Hollywood’s Golden Age, also known as the 30s through the 50s, saw cinema’s cultural dominance thrive. Radio had a solid run in people’s kitchens too, leading up to the last couple of decades when TV took over, which is widely considered the Golden Age of television. Even musicals had a golden era in the middle of the last century… So, naturally, it’s time for the podcast.
Long dismissed as the domain for niche interest, or Radio 4 listeners catching up on The Archers or Desert Island Discs, podcasts are not exactly part of day-to-day conversation. Most people – by which I mean most young people – don’t even know where the podcasts app on their phone is. But there has been a surge in the last year of people of all ages being drawn into podcasts in some form or other.
So, what exactly is it about these portable (and free, might I add) radio shows that people are suddenly enjoying so much?
There is a correlation between society’s busy-ness and how we consume culture. In the 1940s, 60% of the US population went to the cinema weekly. Now, it’s just over 10%. A cinema trip involves organising a group, travelling there, and then spending around two hours watching the film. Not to sound like a lazy millennial stereotype, but who has time for that every week? The era most of our generation is most familiar with, probably due to our complicity in its proliferation, is the Golden Age of TV. Television was the perfect response to people having less time to go to the cinema, offering not only shorter content, but the luxury of not having to leave one’s home (I am not helping my lazy millennial image). This has gradually been condensed and made even more easily accessible, from Netflix, to the dawn of YouTube series… This shift online also struck the print newspaper off its throne for providing pop culture features and news commentary.
In the world of constant commuting, running errands and packing our lives with as much as is humanly possible, sometimes there simply isn’t time to sit down with a book or a newspaper, or go to the cinema, let alone be in any one room for enough time to merit putting the radio on or sitting in front of the TV for half an hour. And so, here we are. So busy that we consume our culture on-the-go. Podcasts are the drive-through takeaway of newspapers and radios… a lazy millennial’s dream!
Something else I hear more and more is that with podcasts you are never alone. This is the most tragic but also relatable thing ever, but is podcasts’ provision of constant stimulation symptomatic of modern society’s deep-seated fear of loneliness? Are we so afraid of being alone with our thoughts that we must drown them out with constantly-available-to-download journalists’ voices. In many people’s lives, the only real free time alone they have is travelling from A to B, which used to be the perfect time to zone out or reflect. But now, this is the prime domain of the podcast… Are we so culturally greedy that we must fill every waking moment with new thoughts and stories? Or are we victims of the surge of cultural production, as the means of creating content are so much more readily available? The sheer wealth of commentary and narratives advertised to us instigates a pressure to consume as much as possible; I am certainly guilty of whinging to my friends that I am drowning in podcasts.

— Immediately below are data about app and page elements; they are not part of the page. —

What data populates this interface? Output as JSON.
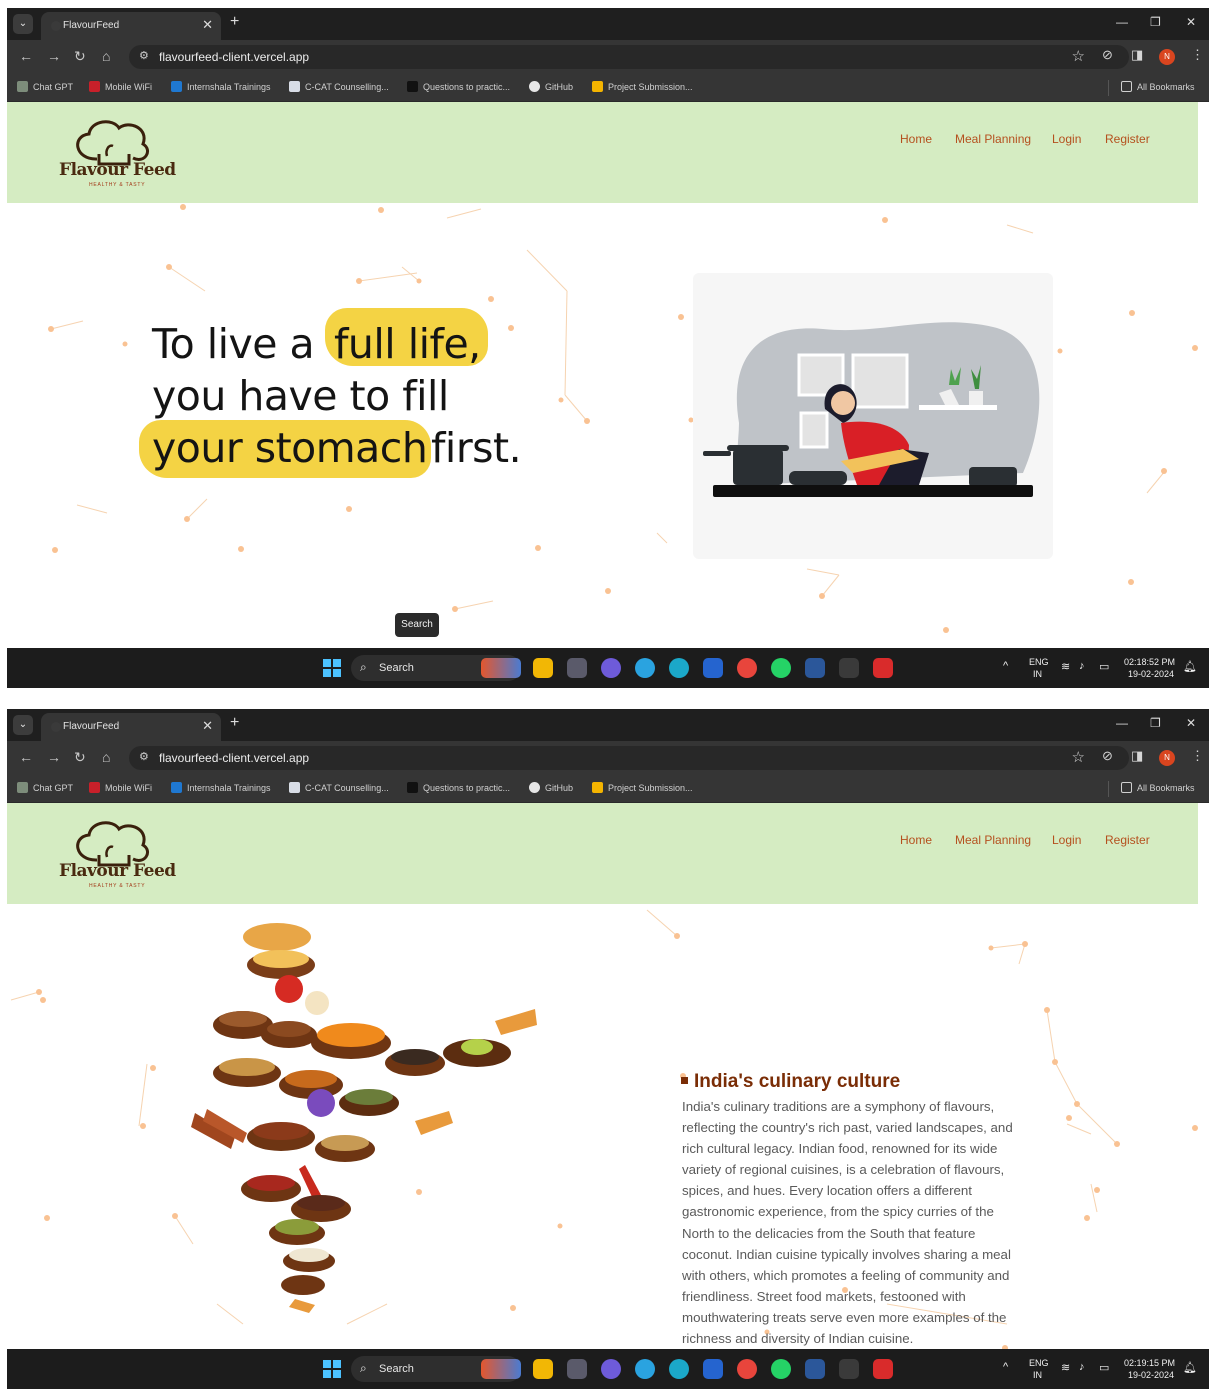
{
  "browser": {
    "tab_title": "FlavourFeed",
    "url": "flavourfeed-client.vercel.app",
    "profile_initial": "N",
    "bookmarks": [
      "Chat GPT",
      "Mobile WiFi",
      "Internshala Trainings",
      "C-CAT Counselling...",
      "Questions to practic...",
      "GitHub",
      "Project Submission..."
    ],
    "all_bookmarks": "All Bookmarks"
  },
  "site": {
    "brand": "Flavour Feed",
    "tagline": "HEALTHY & TASTY",
    "nav": [
      "Home",
      "Meal Planning",
      "Login",
      "Register"
    ],
    "nav_color": "#b5501e",
    "header_bg": "#d5ecc2"
  },
  "hero": {
    "line1_a": "To live a",
    "line1_b": "full life,",
    "line2": "you have to fill",
    "line3_a": "your stomach",
    "line3_b": "first.",
    "highlight_color": "#f3d13a"
  },
  "tooltip": "Search",
  "culture": {
    "title": "India's culinary culture",
    "body": "India's culinary traditions are a symphony of flavours, reflecting the country's rich past, varied landscapes, and rich cultural legacy. Indian food, renowned for its wide variety of regional cuisines, is a celebration of flavours, spices, and hues. Every location offers a different gastronomic experience, from the spicy curries of the North to the delicacies from the South that feature coconut. Indian cuisine typically involves sharing a meal with others, which promotes a feeling of community and friendliness. Street food markets, festooned with mouthwatering treats serve even more examples of the richness and diversity of Indian cuisine."
  },
  "taskbar": {
    "search": "Search",
    "lang1": "ENG",
    "lang2": "IN",
    "shot1": {
      "time": "02:18:52 PM",
      "date": "19-02-2024"
    },
    "shot2": {
      "time": "02:19:15 PM",
      "date": "19-02-2024"
    }
  }
}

All that said, I think podcasts are certainly a sign of progress; it is just like reading a magazine for people who don’t have the time or money to buy and read one. It is also clearly how people want to take in certain content now: for example, This American Life’s S-Town was downloaded a record-breaking 10 million times in just four days. So, prepare yourself, and your phone’s storage, for the Golden Age of Podcasts is nigh…
Podcast recommendations to get you started:
– To laugh: The Guilty Feminist
– To be gripped: S-Town, and when you’re done binging on that, its predecessor, Serial
– To learn: This American Life
– For funny pop culture chat: The High Low